** Opening Excerpted data block **

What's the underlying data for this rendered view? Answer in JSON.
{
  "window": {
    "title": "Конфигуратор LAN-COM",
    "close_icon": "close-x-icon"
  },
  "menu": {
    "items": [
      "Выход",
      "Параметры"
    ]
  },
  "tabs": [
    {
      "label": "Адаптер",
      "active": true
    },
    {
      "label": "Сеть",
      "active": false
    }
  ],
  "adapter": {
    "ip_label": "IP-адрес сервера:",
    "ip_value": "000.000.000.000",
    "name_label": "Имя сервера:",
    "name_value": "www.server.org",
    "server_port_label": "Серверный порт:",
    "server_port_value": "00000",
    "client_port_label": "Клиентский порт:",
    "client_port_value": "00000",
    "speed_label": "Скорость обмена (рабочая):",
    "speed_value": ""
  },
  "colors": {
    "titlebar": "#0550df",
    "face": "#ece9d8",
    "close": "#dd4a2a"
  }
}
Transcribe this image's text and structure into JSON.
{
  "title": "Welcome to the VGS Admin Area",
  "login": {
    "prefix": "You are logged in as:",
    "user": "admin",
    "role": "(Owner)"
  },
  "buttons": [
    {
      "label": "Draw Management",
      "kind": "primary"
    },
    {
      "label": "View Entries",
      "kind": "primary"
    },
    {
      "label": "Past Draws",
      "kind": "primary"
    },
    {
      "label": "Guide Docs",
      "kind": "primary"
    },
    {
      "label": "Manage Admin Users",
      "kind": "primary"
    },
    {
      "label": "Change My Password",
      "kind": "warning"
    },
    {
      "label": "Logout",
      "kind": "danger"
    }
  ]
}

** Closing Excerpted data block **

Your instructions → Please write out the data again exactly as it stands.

Solution for this exercise →
What's the underlying data for this rendered view? Answer in JSON.
{
  "window": {
    "title": "Конфигуратор LAN-COM",
    "close_icon": "close-x-icon"
  },
  "menu": {
    "items": [
      "Выход",
      "Параметры"
    ]
  },
  "tabs": [
    {
      "label": "Адаптер",
      "active": true
    },
    {
      "label": "Сеть",
      "active": false
    }
  ],
  "adapter": {
    "ip_label": "IP-адрес сервера:",
    "ip_value": "000.000.000.000",
    "name_label": "Имя сервера:",
    "name_value": "www.server.org",
    "server_port_label": "Серверный порт:",
    "server_port_value": "00000",
    "client_port_label": "Клиентский порт:",
    "client_port_value": "00000",
    "speed_label": "Скорость обмена (рабочая):",
    "speed_value": ""
  },
  "colors": {
    "titlebar": "#0550df",
    "face": "#ece9d8",
    "close": "#dd4a2a"
  }
}
Transcribe this image's text and structure into JSON.
{
  "title": "Welcome to the VGS Admin Area",
  "login": {
    "prefix": "You are logged in as:",
    "user": "admin",
    "role": "(Owner)"
  },
  "buttons": [
    {
      "label": "Draw Management",
      "kind": "primary"
    },
    {
      "label": "View Entries",
      "kind": "primary"
    },
    {
      "label": "Past Draws",
      "kind": "primary"
    },
    {
      "label": "Guide Docs",
      "kind": "primary"
    },
    {
      "label": "Manage Admin Users",
      "kind": "primary"
    },
    {
      "label": "Change My Password",
      "kind": "warning"
    },
    {
      "label": "Logout",
      "kind": "danger"
    }
  ]
}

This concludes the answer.